**YOUR ASSIGNMENT:**
Copy each line below exactly and leave the pictures out.

***** SUPPLIED DATA

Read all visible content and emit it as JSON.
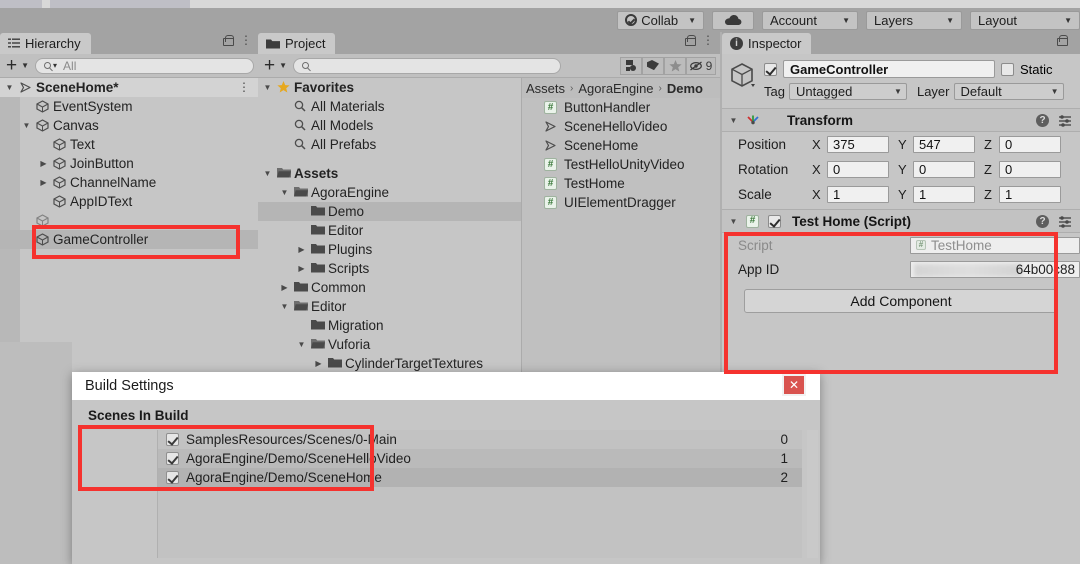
{
  "toolbar": {
    "collab_label": "Collab",
    "cloud_label": "",
    "account_label": "Account",
    "layers_label": "Layers",
    "layout_label": "Layout",
    "caret": "▼"
  },
  "hierarchy": {
    "tab_label": "Hierarchy",
    "create_label": "+",
    "search_placeholder": "All",
    "items": [
      {
        "label": "SceneHome*",
        "indent": 0,
        "icon": "scene-icon",
        "arrow": "▼",
        "bold": true,
        "selected": false,
        "root": true
      },
      {
        "label": "EventSystem",
        "indent": 1,
        "icon": "cube-icon",
        "arrow": "",
        "bold": false,
        "selected": false,
        "root": false
      },
      {
        "label": "Canvas",
        "indent": 1,
        "icon": "cube-icon",
        "arrow": "▼",
        "bold": false,
        "selected": false,
        "root": false
      },
      {
        "label": "Text",
        "indent": 2,
        "icon": "cube-icon",
        "arrow": "",
        "bold": false,
        "selected": false,
        "root": false
      },
      {
        "label": "JoinButton",
        "indent": 2,
        "icon": "cube-icon",
        "arrow": "▶",
        "bold": false,
        "selected": false,
        "root": false
      },
      {
        "label": "ChannelName",
        "indent": 2,
        "icon": "cube-icon",
        "arrow": "▶",
        "bold": false,
        "selected": false,
        "root": false
      },
      {
        "label": "AppIDText",
        "indent": 2,
        "icon": "cube-icon",
        "arrow": "",
        "bold": false,
        "selected": false,
        "root": false
      },
      {
        "label": "",
        "indent": 1,
        "icon": "cube-icon",
        "arrow": "",
        "bold": false,
        "selected": false,
        "root": false
      },
      {
        "label": "GameController",
        "indent": 1,
        "icon": "cube-icon",
        "arrow": "",
        "bold": false,
        "selected": true,
        "root": false
      }
    ]
  },
  "project": {
    "tab_label": "Project",
    "create_label": "+",
    "search_placeholder": "",
    "tool_icons": [
      "save-search-icon",
      "label-icon",
      "star-icon",
      "hidden-icon"
    ],
    "hidden_count": "9",
    "tree": [
      {
        "label": "Favorites",
        "indent": 0,
        "icon": "star-icon",
        "arrow": "▼",
        "bold": true,
        "selected": false
      },
      {
        "label": "All Materials",
        "indent": 1,
        "icon": "search-icon",
        "arrow": "",
        "bold": false,
        "selected": false
      },
      {
        "label": "All Models",
        "indent": 1,
        "icon": "search-icon",
        "arrow": "",
        "bold": false,
        "selected": false
      },
      {
        "label": "All Prefabs",
        "indent": 1,
        "icon": "search-icon",
        "arrow": "",
        "bold": false,
        "selected": false
      },
      {
        "label": "",
        "indent": 0,
        "icon": "",
        "arrow": "",
        "bold": false,
        "selected": false
      },
      {
        "label": "Assets",
        "indent": 0,
        "icon": "folder-open-icon",
        "arrow": "▼",
        "bold": true,
        "selected": false
      },
      {
        "label": "AgoraEngine",
        "indent": 1,
        "icon": "folder-open-icon",
        "arrow": "▼",
        "bold": false,
        "selected": false
      },
      {
        "label": "Demo",
        "indent": 2,
        "icon": "folder-icon",
        "arrow": "",
        "bold": false,
        "selected": true
      },
      {
        "label": "Editor",
        "indent": 2,
        "icon": "folder-icon",
        "arrow": "",
        "bold": false,
        "selected": false
      },
      {
        "label": "Plugins",
        "indent": 2,
        "icon": "folder-icon",
        "arrow": "▶",
        "bold": false,
        "selected": false
      },
      {
        "label": "Scripts",
        "indent": 2,
        "icon": "folder-icon",
        "arrow": "▶",
        "bold": false,
        "selected": false
      },
      {
        "label": "Common",
        "indent": 1,
        "icon": "folder-icon",
        "arrow": "▶",
        "bold": false,
        "selected": false
      },
      {
        "label": "Editor",
        "indent": 1,
        "icon": "folder-open-icon",
        "arrow": "▼",
        "bold": false,
        "selected": false
      },
      {
        "label": "Migration",
        "indent": 2,
        "icon": "folder-icon",
        "arrow": "",
        "bold": false,
        "selected": false
      },
      {
        "label": "Vuforia",
        "indent": 2,
        "icon": "folder-open-icon",
        "arrow": "▼",
        "bold": false,
        "selected": false
      },
      {
        "label": "CylinderTargetTextures",
        "indent": 3,
        "icon": "folder-icon",
        "arrow": "▶",
        "bold": false,
        "selected": false
      }
    ],
    "breadcrumb": [
      "Assets",
      "AgoraEngine",
      "Demo"
    ],
    "breadcrumb_sep": "›",
    "files": [
      {
        "label": "ButtonHandler",
        "icon": "csharp-script-icon"
      },
      {
        "label": "SceneHelloVideo",
        "icon": "scene-icon"
      },
      {
        "label": "SceneHome",
        "icon": "scene-icon"
      },
      {
        "label": "TestHelloUnityVideo",
        "icon": "csharp-script-icon"
      },
      {
        "label": "TestHome",
        "icon": "csharp-script-icon"
      },
      {
        "label": "UIElementDragger",
        "icon": "csharp-script-icon"
      }
    ]
  },
  "inspector": {
    "tab_label": "Inspector",
    "object_name": "GameController",
    "object_enabled": true,
    "static_label": "Static",
    "static_checked": false,
    "tag_label": "Tag",
    "tag_value": "Untagged",
    "layer_label": "Layer",
    "layer_value": "Default",
    "transform": {
      "title": "Transform",
      "rows": [
        {
          "label": "Position",
          "x": "375",
          "y": "547",
          "z": "0"
        },
        {
          "label": "Rotation",
          "x": "0",
          "y": "0",
          "z": "0"
        },
        {
          "label": "Scale",
          "x": "1",
          "y": "1",
          "z": "1"
        }
      ],
      "axis_labels": [
        "X",
        "Y",
        "Z"
      ]
    },
    "script_component": {
      "title": "Test Home (Script)",
      "enabled": true,
      "script_label": "Script",
      "script_value": "TestHome",
      "appid_label": "App ID",
      "appid_value": "64b00c88"
    },
    "add_component_label": "Add Component"
  },
  "build_settings": {
    "title": "Build Settings",
    "close_label": "✕",
    "section_label": "Scenes In Build",
    "scenes": [
      {
        "path": "SamplesResources/Scenes/0-Main",
        "enabled": true,
        "index": "0"
      },
      {
        "path": "AgoraEngine/Demo/SceneHelloVideo",
        "enabled": true,
        "index": "1"
      },
      {
        "path": "AgoraEngine/Demo/SceneHome",
        "enabled": true,
        "index": "2"
      }
    ]
  },
  "annotations": {
    "highlight_color": "#f5322e",
    "boxes": [
      "game-controller-row",
      "test-home-script-component",
      "scenes-in-build-list"
    ]
  }
}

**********

**EXERCISE RESPONSE:**
Read all visible content and emit it as JSON.
{
  "toolbar": {
    "collab_label": "Collab",
    "cloud_label": "",
    "account_label": "Account",
    "layers_label": "Layers",
    "layout_label": "Layout",
    "caret": "▼"
  },
  "hierarchy": {
    "tab_label": "Hierarchy",
    "create_label": "+",
    "search_placeholder": "All",
    "items": [
      {
        "label": "SceneHome*",
        "indent": 0,
        "icon": "scene-icon",
        "arrow": "▼",
        "bold": true,
        "selected": false,
        "root": true
      },
      {
        "label": "EventSystem",
        "indent": 1,
        "icon": "cube-icon",
        "arrow": "",
        "bold": false,
        "selected": false,
        "root": false
      },
      {
        "label": "Canvas",
        "indent": 1,
        "icon": "cube-icon",
        "arrow": "▼",
        "bold": false,
        "selected": false,
        "root": false
      },
      {
        "label": "Text",
        "indent": 2,
        "icon": "cube-icon",
        "arrow": "",
        "bold": false,
        "selected": false,
        "root": false
      },
      {
        "label": "JoinButton",
        "indent": 2,
        "icon": "cube-icon",
        "arrow": "▶",
        "bold": false,
        "selected": false,
        "root": false
      },
      {
        "label": "ChannelName",
        "indent": 2,
        "icon": "cube-icon",
        "arrow": "▶",
        "bold": false,
        "selected": false,
        "root": false
      },
      {
        "label": "AppIDText",
        "indent": 2,
        "icon": "cube-icon",
        "arrow": "",
        "bold": false,
        "selected": false,
        "root": false
      },
      {
        "label": "",
        "indent": 1,
        "icon": "cube-icon",
        "arrow": "",
        "bold": false,
        "selected": false,
        "root": false
      },
      {
        "label": "GameController",
        "indent": 1,
        "icon": "cube-icon",
        "arrow": "",
        "bold": false,
        "selected": true,
        "root": false
      }
    ]
  },
  "project": {
    "tab_label": "Project",
    "create_label": "+",
    "search_placeholder": "",
    "tool_icons": [
      "save-search-icon",
      "label-icon",
      "star-icon",
      "hidden-icon"
    ],
    "hidden_count": "9",
    "tree": [
      {
        "label": "Favorites",
        "indent": 0,
        "icon": "star-icon",
        "arrow": "▼",
        "bold": true,
        "selected": false
      },
      {
        "label": "All Materials",
        "indent": 1,
        "icon": "search-icon",
        "arrow": "",
        "bold": false,
        "selected": false
      },
      {
        "label": "All Models",
        "indent": 1,
        "icon": "search-icon",
        "arrow": "",
        "bold": false,
        "selected": false
      },
      {
        "label": "All Prefabs",
        "indent": 1,
        "icon": "search-icon",
        "arrow": "",
        "bold": false,
        "selected": false
      },
      {
        "label": "",
        "indent": 0,
        "icon": "",
        "arrow": "",
        "bold": false,
        "selected": false
      },
      {
        "label": "Assets",
        "indent": 0,
        "icon": "folder-open-icon",
        "arrow": "▼",
        "bold": true,
        "selected": false
      },
      {
        "label": "AgoraEngine",
        "indent": 1,
        "icon": "folder-open-icon",
        "arrow": "▼",
        "bold": false,
        "selected": false
      },
      {
        "label": "Demo",
        "indent": 2,
        "icon": "folder-icon",
        "arrow": "",
        "bold": false,
        "selected": true
      },
      {
        "label": "Editor",
        "indent": 2,
        "icon": "folder-icon",
        "arrow": "",
        "bold": false,
        "selected": false
      },
      {
        "label": "Plugins",
        "indent": 2,
        "icon": "folder-icon",
        "arrow": "▶",
        "bold": false,
        "selected": false
      },
      {
        "label": "Scripts",
        "indent": 2,
        "icon": "folder-icon",
        "arrow": "▶",
        "bold": false,
        "selected": false
      },
      {
        "label": "Common",
        "indent": 1,
        "icon": "folder-icon",
        "arrow": "▶",
        "bold": false,
        "selected": false
      },
      {
        "label": "Editor",
        "indent": 1,
        "icon": "folder-open-icon",
        "arrow": "▼",
        "bold": false,
        "selected": false
      },
      {
        "label": "Migration",
        "indent": 2,
        "icon": "folder-icon",
        "arrow": "",
        "bold": false,
        "selected": false
      },
      {
        "label": "Vuforia",
        "indent": 2,
        "icon": "folder-open-icon",
        "arrow": "▼",
        "bold": false,
        "selected": false
      },
      {
        "label": "CylinderTargetTextures",
        "indent": 3,
        "icon": "folder-icon",
        "arrow": "▶",
        "bold": false,
        "selected": false
      }
    ],
    "breadcrumb": [
      "Assets",
      "AgoraEngine",
      "Demo"
    ],
    "breadcrumb_sep": "›",
    "files": [
      {
        "label": "ButtonHandler",
        "icon": "csharp-script-icon"
      },
      {
        "label": "SceneHelloVideo",
        "icon": "scene-icon"
      },
      {
        "label": "SceneHome",
        "icon": "scene-icon"
      },
      {
        "label": "TestHelloUnityVideo",
        "icon": "csharp-script-icon"
      },
      {
        "label": "TestHome",
        "icon": "csharp-script-icon"
      },
      {
        "label": "UIElementDragger",
        "icon": "csharp-script-icon"
      }
    ]
  },
  "inspector": {
    "tab_label": "Inspector",
    "object_name": "GameController",
    "object_enabled": true,
    "static_label": "Static",
    "static_checked": false,
    "tag_label": "Tag",
    "tag_value": "Untagged",
    "layer_label": "Layer",
    "layer_value": "Default",
    "transform": {
      "title": "Transform",
      "rows": [
        {
          "label": "Position",
          "x": "375",
          "y": "547",
          "z": "0"
        },
        {
          "label": "Rotation",
          "x": "0",
          "y": "0",
          "z": "0"
        },
        {
          "label": "Scale",
          "x": "1",
          "y": "1",
          "z": "1"
        }
      ],
      "axis_labels": [
        "X",
        "Y",
        "Z"
      ]
    },
    "script_component": {
      "title": "Test Home (Script)",
      "enabled": true,
      "script_label": "Script",
      "script_value": "TestHome",
      "appid_label": "App ID",
      "appid_value": "64b00c88"
    },
    "add_component_label": "Add Component"
  },
  "build_settings": {
    "title": "Build Settings",
    "close_label": "✕",
    "section_label": "Scenes In Build",
    "scenes": [
      {
        "path": "SamplesResources/Scenes/0-Main",
        "enabled": true,
        "index": "0"
      },
      {
        "path": "AgoraEngine/Demo/SceneHelloVideo",
        "enabled": true,
        "index": "1"
      },
      {
        "path": "AgoraEngine/Demo/SceneHome",
        "enabled": true,
        "index": "2"
      }
    ]
  },
  "annotations": {
    "highlight_color": "#f5322e",
    "boxes": [
      "game-controller-row",
      "test-home-script-component",
      "scenes-in-build-list"
    ]
  }
}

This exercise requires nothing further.